  • Permit two ADUs per lot wherever there is a single-family home, duplex, triplex, or townhome
  • Eliminate off-street parking, owner-occupancy, and minimum lot size requirements
  • Cap impact fees at 50 percent of those for single-family homes
  • Set utility connection fees and capacity charges in proportion to the ADU’s burden on the utility system
  • Increase design flexibility via more generous setback, height, and size limits

Though legislators in California and Oregon have updated their state’s ADU policies over the last three years, neither state has passed reform as comprehensive and impactful as this could be. What’s more, the bill has strong bipartisan support, reinforcing that Washingtonians of all stripes are eager for this common sense housing type.

In 1993, Washington re-legalized ADUs—including basement apartments, backyard cottages, and mother-in-law suites—in the state’s largest cities. The rule change, however, didn’t prevent cities from enacting piles of restrictions and fees that can deter homeowners from constructing these small homes. And many cities did just that—perhaps unintentionally, or perhaps goaded by small but well-resourced neighborhood groups. Over the past 25 years onerous regulatory barriers have kept ADU construction to a crawl in most of the state’s cities. Even in Seattle only about two percent of the lots in the city’s single-family zones have an ADU.

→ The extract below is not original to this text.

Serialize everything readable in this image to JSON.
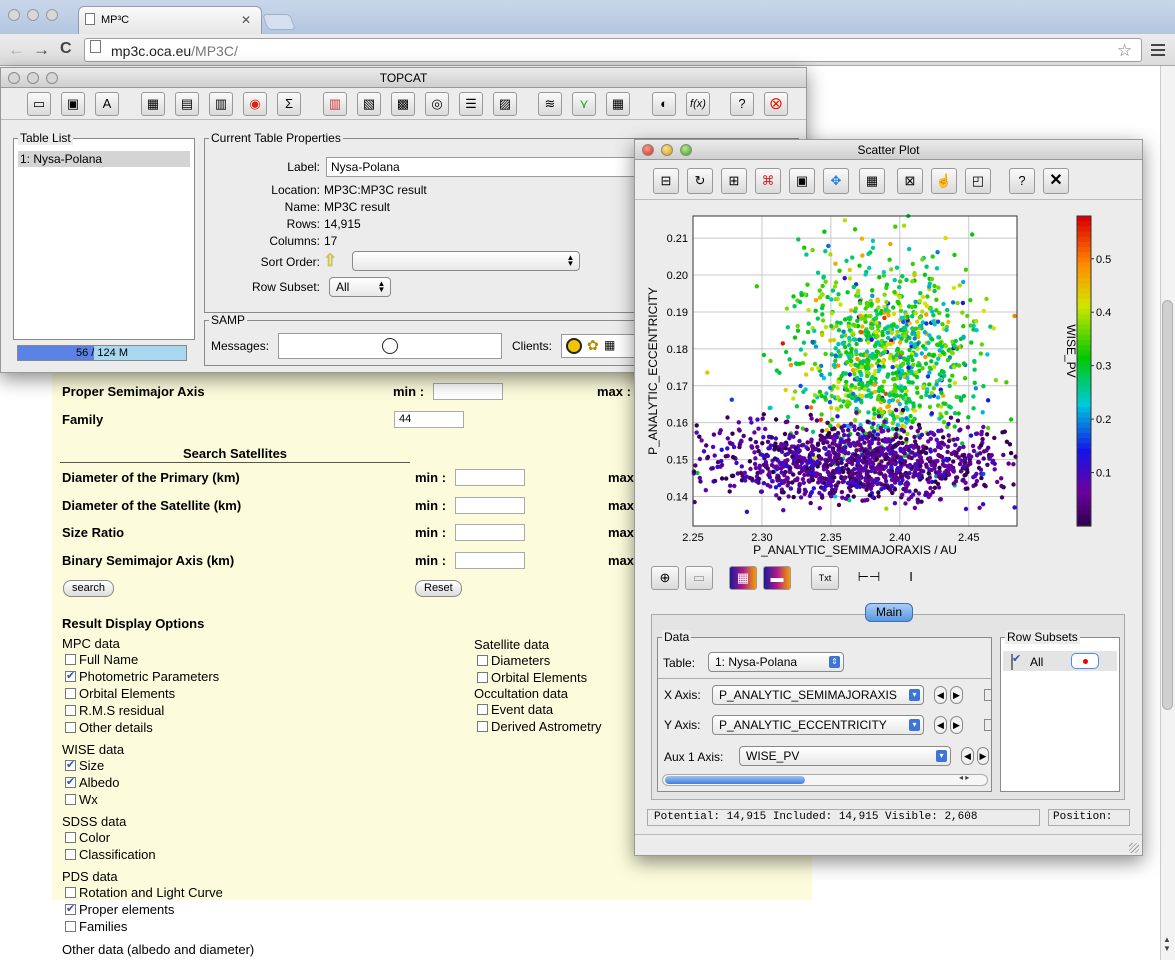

The lack of ADUs in Washington belies residents’ desire for them. Washington cities that have cut red tape have seen ADU permit applications spike. Take Bellingham, for example. In 2018 the city legalized backyard cottages and reduced off-street parking requirements and impact fees. Within six months, the city saw more than three times as many ADU permit applications than in previous years.

  • Likewise, California’s largest cities have seen tremendous growth in ADU permit applications since the legislature passed its major ADU reform bill in 2016, which eased the permitting processes for one ADU on lots with single-family homes, reduced off-street parking requirements, and lifted several other key barriers to ADU construction. Portland has also witnessed tremendous growth in annual ADU permit applications since lifting several construction restrictions. In particular, the city saw a nearly four fold increase in permit applications after waiving system development charges on ADUs in 2010.   

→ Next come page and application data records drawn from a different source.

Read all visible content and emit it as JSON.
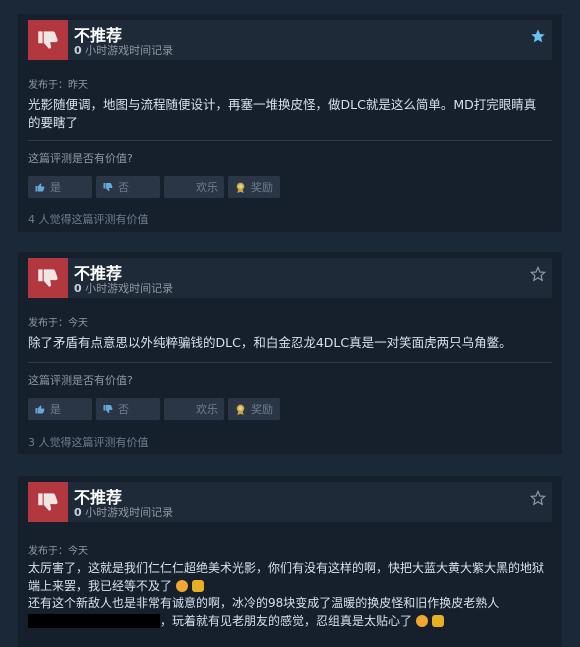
{
  "reviews": [
    {
      "verdict": "不推荐",
      "hours_value": "0",
      "hours_label": "小时游戏时间记录",
      "posted": "发布于：昨天",
      "text": "光影随便调，地图与流程随便设计，再塞一堆换皮怪，做DLC就是这么简单。MD打完眼睛真的要瞎了",
      "favorited": true,
      "helpful_q": "这篇评测是否有价值?",
      "yes": "是",
      "no": "否",
      "funny": "欢乐",
      "award": "奖励",
      "count": "4 人觉得这篇评测有价值"
    },
    {
      "verdict": "不推荐",
      "hours_value": "0",
      "hours_label": "小时游戏时间记录",
      "posted": "发布于：今天",
      "text": "除了矛盾有点意思以外纯粹骗钱的DLC，和白金忍龙4DLC真是一对笑面虎两只乌角鳖。",
      "favorited": false,
      "helpful_q": "这篇评测是否有价值?",
      "yes": "是",
      "no": "否",
      "funny": "欢乐",
      "award": "奖励",
      "count": "3 人觉得这篇评测有价值"
    },
    {
      "verdict": "不推荐",
      "hours_value": "0",
      "hours_label": "小时游戏时间记录",
      "posted": "发布于：今天",
      "text_line1": "太厉害了，这就是我们仁仁仁超绝美术光影，你们有没有这样的啊，快把大蓝大黄大紫大黑的地狱端上来罢，我已经等不及了",
      "text_line2": "还有这个新敌人也是非常有诚意的啊，冰冷的98块变成了温暖的换皮怪和旧作换皮老熟人",
      "text_line3": "，玩着就有见老朋友的感觉，忍组真是太贴心了",
      "favorited": false
    }
  ],
  "colors": {
    "background": "#1b2838",
    "card": "#16202d",
    "thumb_down_bg": "#b3373f",
    "star_active": "#67c1f5"
  },
  "icons": {
    "thumb": "thumbs-down-icon",
    "star": "star-icon",
    "yes": "thumbs-up-icon",
    "no": "thumbs-down-icon",
    "award": "award-icon"
  }
}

    Rep. Gregerson’s bill is designed to help catalyze a similar boost in housing choices throughout Washington by making it easier for homeowners to build ADUs.

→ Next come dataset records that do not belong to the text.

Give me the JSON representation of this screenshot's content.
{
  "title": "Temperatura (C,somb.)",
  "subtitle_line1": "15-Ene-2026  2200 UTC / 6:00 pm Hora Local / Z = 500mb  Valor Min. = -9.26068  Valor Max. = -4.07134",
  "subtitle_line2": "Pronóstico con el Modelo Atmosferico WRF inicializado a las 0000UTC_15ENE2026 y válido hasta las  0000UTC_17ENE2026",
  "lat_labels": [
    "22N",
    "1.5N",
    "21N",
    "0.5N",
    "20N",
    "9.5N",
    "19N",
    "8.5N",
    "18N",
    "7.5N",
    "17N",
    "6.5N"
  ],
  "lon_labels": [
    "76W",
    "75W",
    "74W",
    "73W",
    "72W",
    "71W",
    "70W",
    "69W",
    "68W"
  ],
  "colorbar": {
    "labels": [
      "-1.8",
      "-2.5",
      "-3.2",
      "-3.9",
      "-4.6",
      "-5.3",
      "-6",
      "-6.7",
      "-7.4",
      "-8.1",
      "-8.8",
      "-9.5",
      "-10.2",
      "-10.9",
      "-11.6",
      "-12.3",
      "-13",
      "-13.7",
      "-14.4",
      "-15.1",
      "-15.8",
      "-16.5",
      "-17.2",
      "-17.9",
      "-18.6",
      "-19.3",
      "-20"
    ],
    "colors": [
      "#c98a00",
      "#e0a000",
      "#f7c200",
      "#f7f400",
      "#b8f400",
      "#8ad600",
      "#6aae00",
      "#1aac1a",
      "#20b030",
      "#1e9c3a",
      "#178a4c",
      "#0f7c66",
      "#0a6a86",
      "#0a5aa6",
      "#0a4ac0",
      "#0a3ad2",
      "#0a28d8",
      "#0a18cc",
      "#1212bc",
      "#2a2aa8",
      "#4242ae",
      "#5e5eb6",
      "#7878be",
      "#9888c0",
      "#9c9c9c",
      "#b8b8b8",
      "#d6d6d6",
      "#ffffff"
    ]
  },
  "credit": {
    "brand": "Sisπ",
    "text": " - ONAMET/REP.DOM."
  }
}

    Some of the proposals may evolve in response to feedback from stakeholders as the bill makes its way toward the Governor’s desk. But as it stands now, the bill is a model for ADU reform. If legislators can pass it more or less in its current form, it will give homeowners all the flexibility they deserve to build ADUs if they so choose. And it will set a new bar in Cascadia and beyond for state-level action to increase housing options.